* What you should do
In which lines of the data does the string "JSON" appear? Copy every one.
[Provided records]
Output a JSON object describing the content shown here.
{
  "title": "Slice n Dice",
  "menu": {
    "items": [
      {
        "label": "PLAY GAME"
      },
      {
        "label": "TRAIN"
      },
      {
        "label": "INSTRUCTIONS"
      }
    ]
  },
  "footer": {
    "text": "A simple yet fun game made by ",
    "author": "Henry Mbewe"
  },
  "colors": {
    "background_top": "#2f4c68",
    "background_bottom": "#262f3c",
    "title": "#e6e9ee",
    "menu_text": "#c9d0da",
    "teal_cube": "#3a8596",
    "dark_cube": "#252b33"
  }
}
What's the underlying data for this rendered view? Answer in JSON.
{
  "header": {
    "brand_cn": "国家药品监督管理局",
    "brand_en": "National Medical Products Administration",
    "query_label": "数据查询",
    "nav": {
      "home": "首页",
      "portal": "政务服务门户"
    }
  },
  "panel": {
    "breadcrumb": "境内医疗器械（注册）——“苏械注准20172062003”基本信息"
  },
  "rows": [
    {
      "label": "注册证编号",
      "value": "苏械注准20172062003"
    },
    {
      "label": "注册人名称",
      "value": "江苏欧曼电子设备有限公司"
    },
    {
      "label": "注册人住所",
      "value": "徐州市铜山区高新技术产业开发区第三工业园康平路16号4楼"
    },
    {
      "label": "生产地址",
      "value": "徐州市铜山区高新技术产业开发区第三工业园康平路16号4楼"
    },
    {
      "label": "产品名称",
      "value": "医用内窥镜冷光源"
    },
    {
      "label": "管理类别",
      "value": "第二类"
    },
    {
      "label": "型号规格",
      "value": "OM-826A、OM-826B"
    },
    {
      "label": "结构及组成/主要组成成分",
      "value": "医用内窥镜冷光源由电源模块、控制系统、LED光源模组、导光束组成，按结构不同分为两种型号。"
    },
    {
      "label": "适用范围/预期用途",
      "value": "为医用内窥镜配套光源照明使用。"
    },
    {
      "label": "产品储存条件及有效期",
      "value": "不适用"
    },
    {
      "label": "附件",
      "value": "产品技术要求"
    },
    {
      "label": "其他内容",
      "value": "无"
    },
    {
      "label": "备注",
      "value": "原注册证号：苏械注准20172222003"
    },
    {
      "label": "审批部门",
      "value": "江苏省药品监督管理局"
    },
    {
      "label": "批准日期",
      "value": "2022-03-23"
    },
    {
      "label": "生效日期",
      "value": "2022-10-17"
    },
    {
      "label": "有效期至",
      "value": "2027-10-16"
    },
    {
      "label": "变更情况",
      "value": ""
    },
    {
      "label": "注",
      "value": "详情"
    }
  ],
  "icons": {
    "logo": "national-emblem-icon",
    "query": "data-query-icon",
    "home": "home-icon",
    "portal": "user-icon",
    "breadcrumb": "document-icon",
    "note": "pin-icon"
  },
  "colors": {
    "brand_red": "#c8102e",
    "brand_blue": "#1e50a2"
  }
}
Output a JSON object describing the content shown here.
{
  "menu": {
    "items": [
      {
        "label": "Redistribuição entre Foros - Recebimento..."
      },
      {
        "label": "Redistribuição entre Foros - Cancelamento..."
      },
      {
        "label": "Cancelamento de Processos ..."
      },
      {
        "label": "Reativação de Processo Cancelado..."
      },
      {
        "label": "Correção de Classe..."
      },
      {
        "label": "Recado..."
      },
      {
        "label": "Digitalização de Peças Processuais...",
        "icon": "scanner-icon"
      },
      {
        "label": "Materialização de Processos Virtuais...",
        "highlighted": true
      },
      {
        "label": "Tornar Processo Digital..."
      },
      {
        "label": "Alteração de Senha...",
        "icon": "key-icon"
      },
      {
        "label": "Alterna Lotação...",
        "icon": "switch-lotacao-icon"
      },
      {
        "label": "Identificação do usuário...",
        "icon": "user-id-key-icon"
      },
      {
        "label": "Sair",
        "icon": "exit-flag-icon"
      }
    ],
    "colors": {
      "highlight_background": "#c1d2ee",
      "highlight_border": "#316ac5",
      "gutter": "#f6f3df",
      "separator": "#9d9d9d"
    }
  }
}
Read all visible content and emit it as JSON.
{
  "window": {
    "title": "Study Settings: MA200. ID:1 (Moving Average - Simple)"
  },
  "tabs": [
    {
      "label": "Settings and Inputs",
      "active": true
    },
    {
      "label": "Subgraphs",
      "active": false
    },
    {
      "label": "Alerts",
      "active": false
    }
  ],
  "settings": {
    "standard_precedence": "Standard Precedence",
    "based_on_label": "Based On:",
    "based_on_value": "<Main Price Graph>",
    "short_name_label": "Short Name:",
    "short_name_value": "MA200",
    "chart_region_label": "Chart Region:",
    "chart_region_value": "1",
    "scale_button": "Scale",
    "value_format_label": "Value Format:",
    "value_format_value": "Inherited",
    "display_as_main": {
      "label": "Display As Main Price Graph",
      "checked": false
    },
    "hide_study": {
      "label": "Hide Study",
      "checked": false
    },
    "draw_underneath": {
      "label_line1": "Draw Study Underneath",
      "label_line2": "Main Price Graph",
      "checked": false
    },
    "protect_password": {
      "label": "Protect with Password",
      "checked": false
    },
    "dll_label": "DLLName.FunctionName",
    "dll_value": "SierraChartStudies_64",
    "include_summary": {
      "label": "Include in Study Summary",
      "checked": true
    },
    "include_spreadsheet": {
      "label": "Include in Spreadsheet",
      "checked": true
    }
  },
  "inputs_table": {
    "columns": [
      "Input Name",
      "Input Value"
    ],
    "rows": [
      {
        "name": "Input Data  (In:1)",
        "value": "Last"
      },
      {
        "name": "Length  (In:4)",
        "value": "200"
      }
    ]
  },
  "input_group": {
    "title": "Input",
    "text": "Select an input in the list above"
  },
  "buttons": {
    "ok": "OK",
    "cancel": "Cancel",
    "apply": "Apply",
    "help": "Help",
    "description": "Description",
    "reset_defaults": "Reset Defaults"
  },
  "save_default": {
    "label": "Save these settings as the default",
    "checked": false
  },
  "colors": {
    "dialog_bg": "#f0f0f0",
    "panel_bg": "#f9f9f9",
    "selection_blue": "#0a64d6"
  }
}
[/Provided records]
* Answer
Output a JSON object describing the content shown here.
What's the underlying data for this rendered view? Answer in JSON.
Output a JSON object describing the content shown here.
Read all visible content and emit it as JSON.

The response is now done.